[Element data from apps and pages]
=======

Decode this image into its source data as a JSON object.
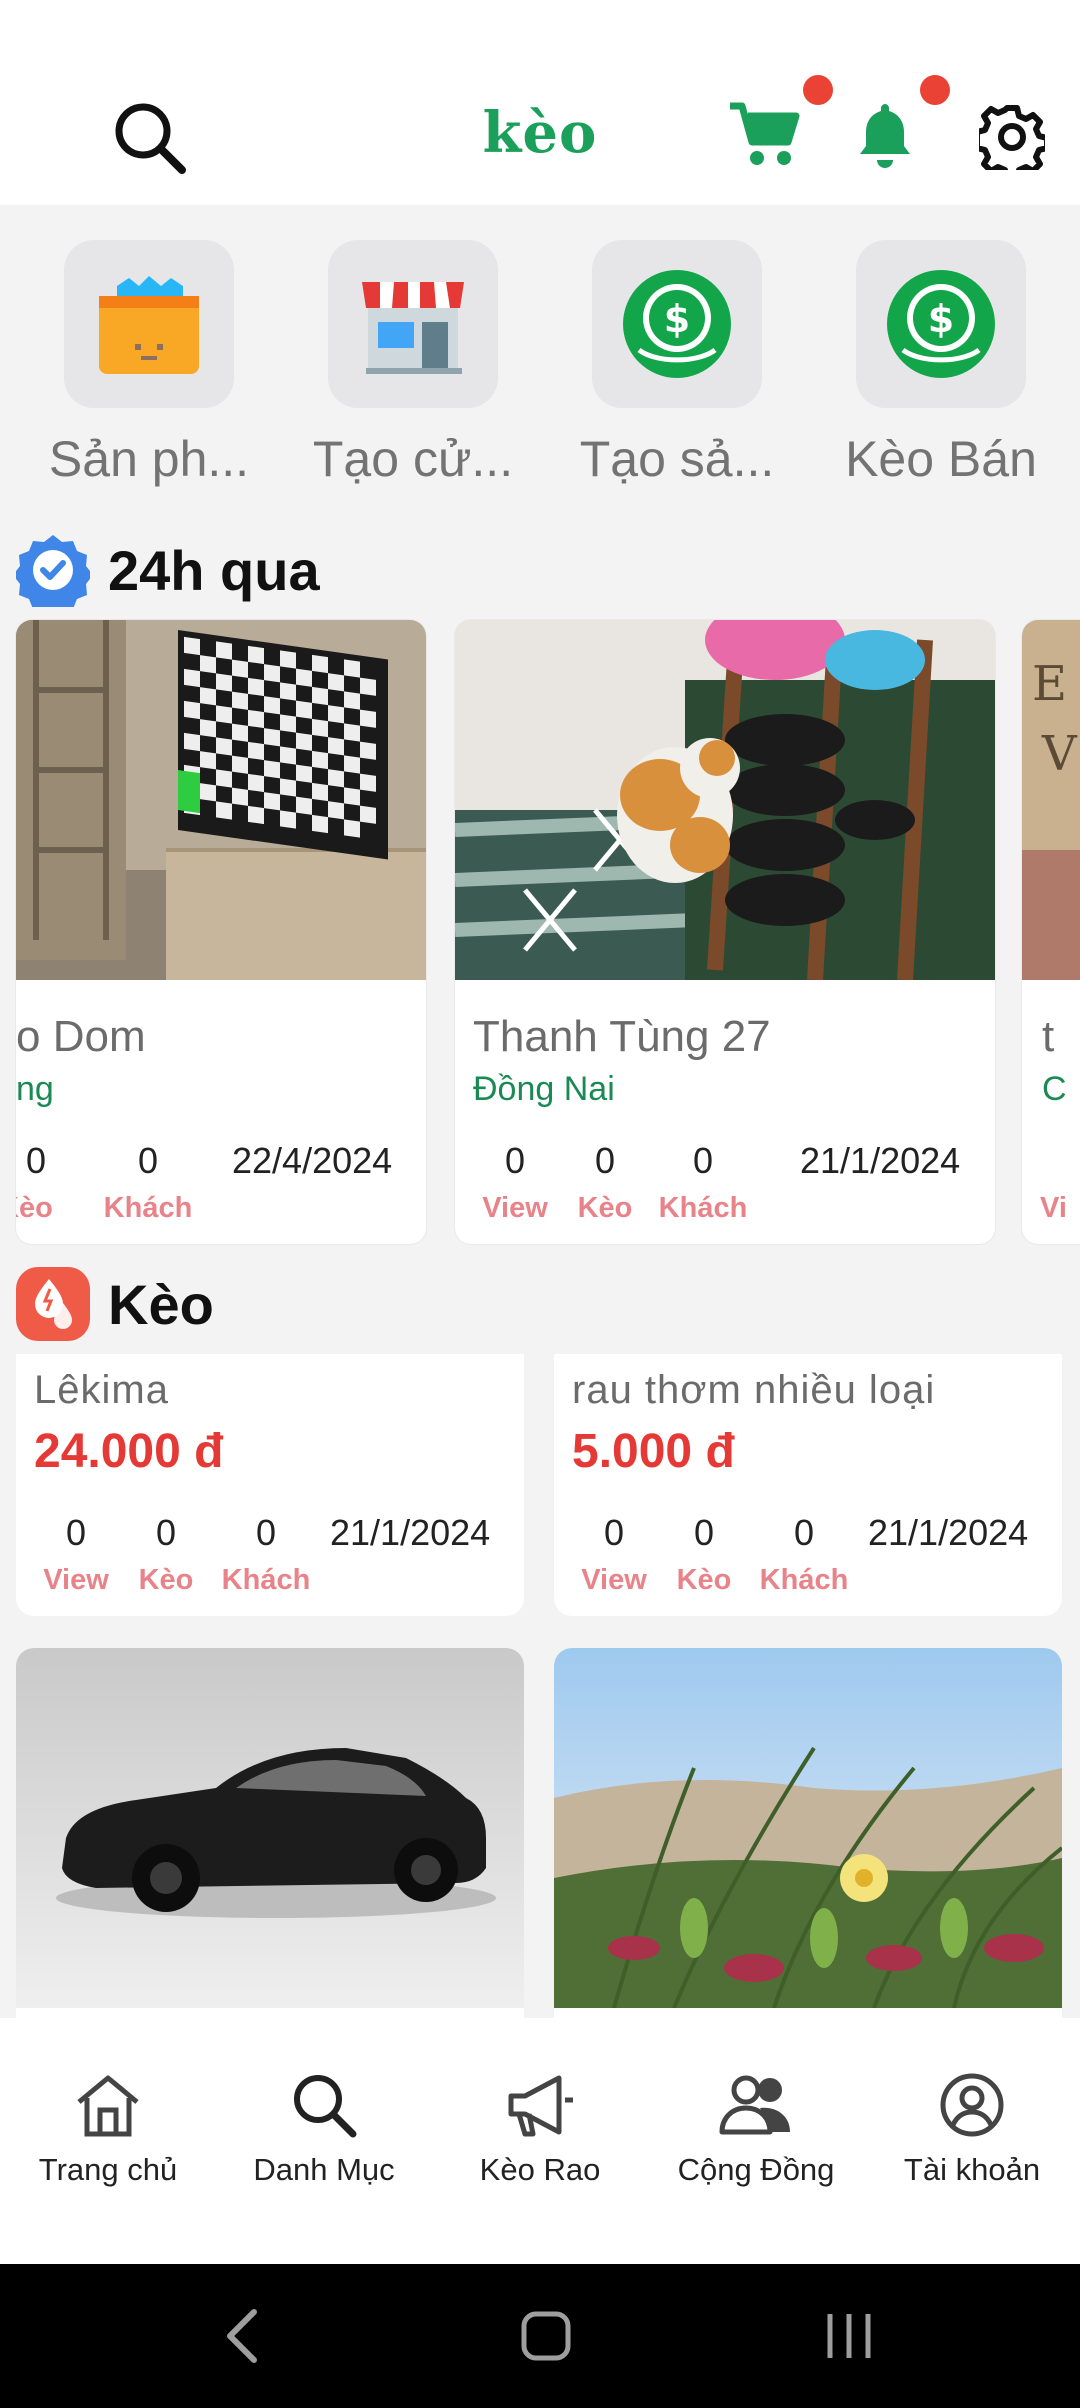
{
  "app": {
    "brand": "kèo"
  },
  "top_actions": {
    "cart_badge": true,
    "bell_badge": true,
    "colors": {
      "brand": "#1aa05a",
      "badge": "#ea4335"
    }
  },
  "quick_actions": [
    {
      "label": "Sản ph...",
      "icon": "box-icon"
    },
    {
      "label": "Tạo cử...",
      "icon": "store-icon"
    },
    {
      "label": "Tạo sả...",
      "icon": "dollar-coin-icon"
    },
    {
      "label": "Kèo Bán",
      "icon": "dollar-coin-icon"
    }
  ],
  "section_24h": {
    "title": "24h qua",
    "cards": [
      {
        "name": "o Dom",
        "location": "ng",
        "date": "22/4/2024",
        "stats": [
          {
            "value": "0",
            "label": "Kèo"
          },
          {
            "value": "0",
            "label": "Khách"
          }
        ]
      },
      {
        "name": "Thanh Tùng 27",
        "location": "Đồng Nai",
        "date": "21/1/2024",
        "stats": [
          {
            "value": "0",
            "label": "View"
          },
          {
            "value": "0",
            "label": "Kèo"
          },
          {
            "value": "0",
            "label": "Khách"
          }
        ]
      },
      {
        "name": "t",
        "location": "C",
        "label_partial": "Vi"
      }
    ]
  },
  "section_keo": {
    "title": "Kèo",
    "products": [
      {
        "name": "Lêkima",
        "price": "24.000 đ",
        "date": "21/1/2024",
        "stats": [
          {
            "value": "0",
            "label": "View"
          },
          {
            "value": "0",
            "label": "Kèo"
          },
          {
            "value": "0",
            "label": "Khách"
          }
        ]
      },
      {
        "name": "rau thơm nhiều loại",
        "price": "5.000 đ",
        "date": "21/1/2024",
        "stats": [
          {
            "value": "0",
            "label": "View"
          },
          {
            "value": "0",
            "label": "Kèo"
          },
          {
            "value": "0",
            "label": "Khách"
          }
        ]
      }
    ]
  },
  "bottom_nav": [
    {
      "label": "Trang chủ",
      "icon": "home-icon"
    },
    {
      "label": "Danh Mục",
      "icon": "search-icon"
    },
    {
      "label": "Kèo Rao",
      "icon": "megaphone-icon"
    },
    {
      "label": "Cộng Đồng",
      "icon": "people-icon"
    },
    {
      "label": "Tài khoản",
      "icon": "account-icon"
    }
  ]
}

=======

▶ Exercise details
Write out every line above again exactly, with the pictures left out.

▶ Result of the task
Decode this image into its source data as a JSON object.
{
  "app": {
    "brand": "kèo"
  },
  "top_actions": {
    "cart_badge": true,
    "bell_badge": true,
    "colors": {
      "brand": "#1aa05a",
      "badge": "#ea4335"
    }
  },
  "quick_actions": [
    {
      "label": "Sản ph...",
      "icon": "box-icon"
    },
    {
      "label": "Tạo cử...",
      "icon": "store-icon"
    },
    {
      "label": "Tạo sả...",
      "icon": "dollar-coin-icon"
    },
    {
      "label": "Kèo Bán",
      "icon": "dollar-coin-icon"
    }
  ],
  "section_24h": {
    "title": "24h qua",
    "cards": [
      {
        "name": "o Dom",
        "location": "ng",
        "date": "22/4/2024",
        "stats": [
          {
            "value": "0",
            "label": "Kèo"
          },
          {
            "value": "0",
            "label": "Khách"
          }
        ]
      },
      {
        "name": "Thanh Tùng 27",
        "location": "Đồng Nai",
        "date": "21/1/2024",
        "stats": [
          {
            "value": "0",
            "label": "View"
          },
          {
            "value": "0",
            "label": "Kèo"
          },
          {
            "value": "0",
            "label": "Khách"
          }
        ]
      },
      {
        "name": "t",
        "location": "C",
        "label_partial": "Vi"
      }
    ]
  },
  "section_keo": {
    "title": "Kèo",
    "products": [
      {
        "name": "Lêkima",
        "price": "24.000 đ",
        "date": "21/1/2024",
        "stats": [
          {
            "value": "0",
            "label": "View"
          },
          {
            "value": "0",
            "label": "Kèo"
          },
          {
            "value": "0",
            "label": "Khách"
          }
        ]
      },
      {
        "name": "rau thơm nhiều loại",
        "price": "5.000 đ",
        "date": "21/1/2024",
        "stats": [
          {
            "value": "0",
            "label": "View"
          },
          {
            "value": "0",
            "label": "Kèo"
          },
          {
            "value": "0",
            "label": "Khách"
          }
        ]
      }
    ]
  },
  "bottom_nav": [
    {
      "label": "Trang chủ",
      "icon": "home-icon"
    },
    {
      "label": "Danh Mục",
      "icon": "search-icon"
    },
    {
      "label": "Kèo Rao",
      "icon": "megaphone-icon"
    },
    {
      "label": "Cộng Đồng",
      "icon": "people-icon"
    },
    {
      "label": "Tài khoản",
      "icon": "account-icon"
    }
  ]
}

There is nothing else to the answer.